What this task involves >> Return the data given below exactly as it appears.

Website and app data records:
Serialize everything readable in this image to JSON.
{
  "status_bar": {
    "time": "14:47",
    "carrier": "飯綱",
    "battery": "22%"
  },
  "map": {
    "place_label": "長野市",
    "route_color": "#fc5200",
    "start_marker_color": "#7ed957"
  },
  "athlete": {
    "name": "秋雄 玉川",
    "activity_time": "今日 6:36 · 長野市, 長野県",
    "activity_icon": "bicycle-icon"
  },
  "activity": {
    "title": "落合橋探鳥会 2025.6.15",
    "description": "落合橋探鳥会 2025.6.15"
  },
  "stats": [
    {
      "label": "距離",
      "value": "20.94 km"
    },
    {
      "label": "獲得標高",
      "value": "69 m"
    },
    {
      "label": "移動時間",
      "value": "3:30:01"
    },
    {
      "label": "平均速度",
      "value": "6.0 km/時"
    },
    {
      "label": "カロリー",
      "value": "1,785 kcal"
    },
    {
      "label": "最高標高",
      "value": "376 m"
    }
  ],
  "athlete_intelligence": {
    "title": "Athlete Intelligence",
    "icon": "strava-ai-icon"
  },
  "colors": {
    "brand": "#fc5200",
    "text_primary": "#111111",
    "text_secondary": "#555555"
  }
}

Result of the task >>
Serialize everything readable in this image to JSON.
{
  "status_bar": {
    "time": "14:47",
    "carrier": "飯綱",
    "battery": "22%"
  },
  "map": {
    "place_label": "長野市",
    "route_color": "#fc5200",
    "start_marker_color": "#7ed957"
  },
  "athlete": {
    "name": "秋雄 玉川",
    "activity_time": "今日 6:36 · 長野市, 長野県",
    "activity_icon": "bicycle-icon"
  },
  "activity": {
    "title": "落合橋探鳥会 2025.6.15",
    "description": "落合橋探鳥会 2025.6.15"
  },
  "stats": [
    {
      "label": "距離",
      "value": "20.94 km"
    },
    {
      "label": "獲得標高",
      "value": "69 m"
    },
    {
      "label": "移動時間",
      "value": "3:30:01"
    },
    {
      "label": "平均速度",
      "value": "6.0 km/時"
    },
    {
      "label": "カロリー",
      "value": "1,785 kcal"
    },
    {
      "label": "最高標高",
      "value": "376 m"
    }
  ],
  "athlete_intelligence": {
    "title": "Athlete Intelligence",
    "icon": "strava-ai-icon"
  },
  "colors": {
    "brand": "#fc5200",
    "text_primary": "#111111",
    "text_secondary": "#555555"
  }
}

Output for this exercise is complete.